In higher plants, both the methylerythritol phosphate (MEP) and mevalonate (MVA) pathways contribute to the biosynthesis of isoprenoids. However, despite a significant amount of research on the activity of these pathways under different conditions, the relative contribution of each to the biosynthesis of diverse isoprenoids remains unclear. In this work, we examined the formation of several classes of isoprenoids in cotton (Gossypium hirsutum L.). After feeding [5,5-2H2]-1-deoxy-d-xylulose ([5,5-2H 2]DOX) and [2-13C]MVA to intact cotton seedlings hydroponically, incorporation into isoprenoids was analyzed by MS and NMR. The predominant pattern of incorporation followed the classical scheme in which C5 units from the MEP pathway were used to form monoterpenes (C 10), phytol side chains (C20) and carotenoids (C 40) while C5 units from the MVA pathway were used to form sesquiterpenes (C15), terpenoid aldehydes (C15 and C 25) and steroids/triterpenoids (C30). However, both pathways contributed to all classes of terpenoids, sometimes substantially. For example, the MEP pathway provided up to 20% of the substrate for sterols and the MVA pathway provided as much as 50% of the substrate for phytol side chains and carotenoids. Incorporation of C5 units from the MEP pathway was highest in cotyledons, compared to true leaves, and not observed at all in the roots. Incorporation of C5 units from the MVA pathway was highest in the roots (into sterols) and more prominent in the first true leaves than in other above-ground organs. The relative accumulation of label in intermediates vs. end products of phytosterol metabolism confirmed previous identification of slow steps in this pathway.

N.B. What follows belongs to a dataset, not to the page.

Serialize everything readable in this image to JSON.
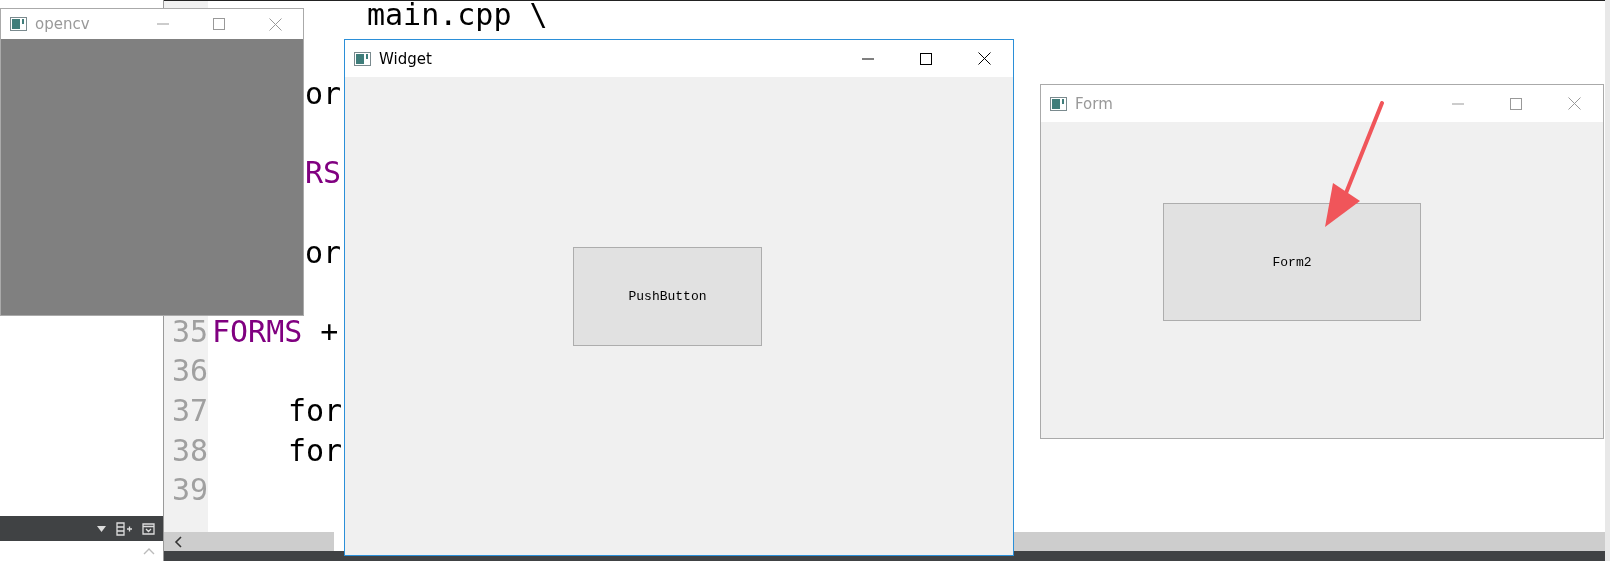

- Gossypium hirsutum L. (cotton)
- MEP pathway
- MVA pathway
- Plant biochemistry